Palai welcomes WTO TRIPS amendment

SHARE   |   Monday, 30 January 2017   |   By Bruce Palai
Palai welcomes WTO TRIPS amendment

During 2014 I had the opportunity to chair the TRIPS Council. And obviously, I was one amongst the list of chair persons who have watched with disappointment the delay in the accession to the Protocol which would have effectively amended the TRIPS agreement. So it’s a momentous occasion in my view that the Protocol has now achieved the necessary two-thirds threshold and that we can then amend the TRIPS agreement accordingly. Now it is momentous, in my view, in the sense that for the system it’s been many years since we made the political decision that we should be able to make provision for public health within the work that we do here at the WTO. So I think it’s just about time that we translate that into proper legal effect. So I think as a system it also brings credibility that we are able to put to effect what we promise.

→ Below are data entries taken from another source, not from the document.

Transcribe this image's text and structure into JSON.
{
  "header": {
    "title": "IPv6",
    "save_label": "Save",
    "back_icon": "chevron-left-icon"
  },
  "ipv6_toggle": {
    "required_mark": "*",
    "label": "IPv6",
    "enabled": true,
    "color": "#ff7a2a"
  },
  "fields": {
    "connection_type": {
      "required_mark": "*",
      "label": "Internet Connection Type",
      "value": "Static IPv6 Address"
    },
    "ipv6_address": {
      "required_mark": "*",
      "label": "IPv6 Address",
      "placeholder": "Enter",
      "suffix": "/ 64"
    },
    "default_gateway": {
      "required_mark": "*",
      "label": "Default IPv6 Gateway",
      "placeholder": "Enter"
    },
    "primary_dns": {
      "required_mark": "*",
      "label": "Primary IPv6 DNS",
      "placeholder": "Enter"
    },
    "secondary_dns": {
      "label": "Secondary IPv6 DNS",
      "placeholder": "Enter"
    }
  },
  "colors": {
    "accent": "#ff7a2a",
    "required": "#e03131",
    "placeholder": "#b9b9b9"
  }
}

It’s absolutely important that we don’t miss the significance of this which is that as a system we can translate our political decisions into very practical things. Because it has been years since we made the decision to actually amend the TRIPS agreement. Let me also move on to say that for those of us who are burdened with HIV/AIDS and other related diseases, it’s a very important development because it allows us the opportunity to be able to either access medicines from those who have capacity or also develop it ourselves, so that we can then meet the heavy demands that we have. Botswana, for instance, carries a heavy burden financially to meet its obligations and, therefore, the system should be very helpful to us. And then in the bigger context of the SDGs with the goal to end HIV/AIDS by 2030 the pandemic, there is no question of a mind that without a system like this, which can then make access to medicines much more broadly, we are unlikely, very unlikely, to meet the goal as contained in the SDGs. So in total I think it’s a momentous occasion. I think we should all be happy that we did it but I think it’s about time we put into practice. So that we also know what effect it has the access we intended or what it may require certain adjustments for it to benefit the system.

Mothusi Bruce Rabasha Palai is the Permanent Representative of Botswana to the UN and other International organisations in Geneva